“M Nadarajah shifts the focus of alternative thinking—from sustainable development to sustainable cultures of living and uses Asia as his field of study. Nadarajah examines in this book the Asian obsession with acquiring “developed nation” status that is in reality a copy of the West and the corporate agenda of putting profit first and consumption as the most important marker of happiness and development. In the critique that he mounts against this neo-liberal doctrine, Nadarajah falls back upon the wisdom and lifestyle of those whom modernity has marginalised in the developed world and brings onto the forefront several aspects of life that have been suppressed, forgotten and consigned to a hoary past. Such wisdoms are seen as belonging to an archaic past that must be transcended for modernity to deliver a better life. Nadarajah finds a treasure trove of stories of wisdom that have been made “redundant” by a lifestyle that premises itself on science and technology. This lifestyle, Nadarajah would argue, is antithetical to good living.” Surajit Mukhopadhyay, a sociologist based in Kolkata
“Living Pathways has contributed to the present reservoir of knowledge in a simple, lucid way.” D.K. Budokoti, Development Consultant (India)
“Nadarajah’s book offers deep insights worth engaging with at both personal and political levels.” T.K. Nair, PhD. Professor of Social Work, former Principal of Madras School of Social Work (MSSW)
“The book, appropriately titled the Living Pathways, is a journey and a “research pilgrimage” searching for answers to sustainability, among people who are less touched by the glitter and glamour of the urban way of life… The book, in short is inspiring, it combines intellectual acumen and scholarship with emotional insights and sources into a seamless narrative.” Review by Associate Professor Kiranmayi Bhushi, School of Social Sciences, Indira Gandhi National Open University, New Delhi
“A new thing said in a new way… As you look through the photos of Living Pathways, you sense that someone is making images. The author is an iconographer.” Comments on M. Nadarajah’s Living Pathways by Gaston Roberge
List of Figures and Tables
The Search for Meaning: A Personal Journey
Ways of Reading the Book
An Issue of Concern for our Collective Reflection and Meditation
Some Features of the Asian ‘Cosmology of Sustainability
Antecedent Roots 1
Bibliography and References Index 2
List of Figures and Tables
Figure 1: Spirituality and Sustainability are ‘Two Sides’ of a Single Reality Figure
Figure 2: Engaged Buddhism and Catholicism Figure
Figure 3: Maintaining a Cosmology of Sustainability: The Triadic Relationship of Fundamental Realities Figure
Figure 4: The Notion of Limits (according to the Kankanaey People)
Figure 5: Individuals as Cultural Beings: The Asian Notion of Personhood
Figure 6: Consumption Orientation, Then and Now
Figure 7: Sustainable Co-evolution

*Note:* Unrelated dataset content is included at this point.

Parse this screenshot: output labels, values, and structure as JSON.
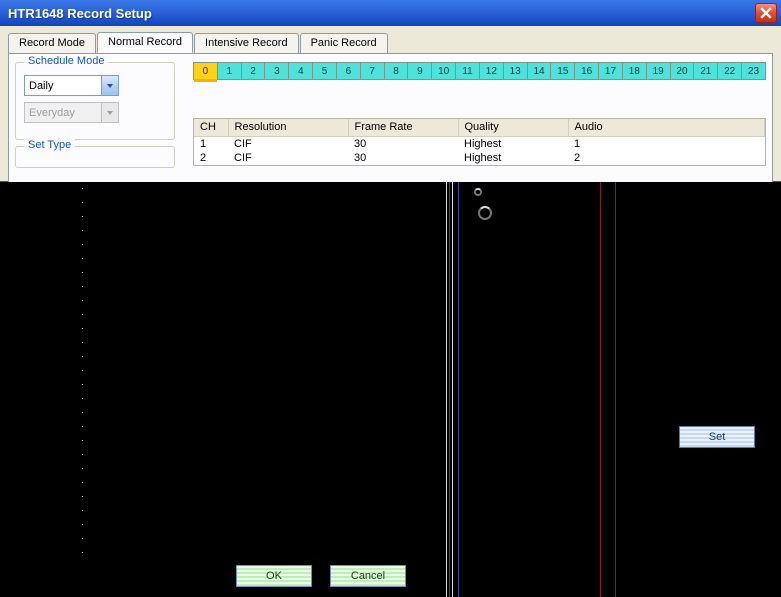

Antecedent Roots 1
Table 1: Stages of Ecological Consciousness and Activism
Table 2: Types of Sustainability and Their Concerns
Table 3: Sector and Media Type
Figure 1: Species (Individual/Community/Species) Contextualisation
Figure 2: Value Focus
Figure 3: Three Imaginative Orientations
Figure 4: Values-Vision Relationship and the Location of the Media
Figure 5: Media, Social Criticisms and Social Learning Loops
Figure 6: Media Reforms for a Sustainable Society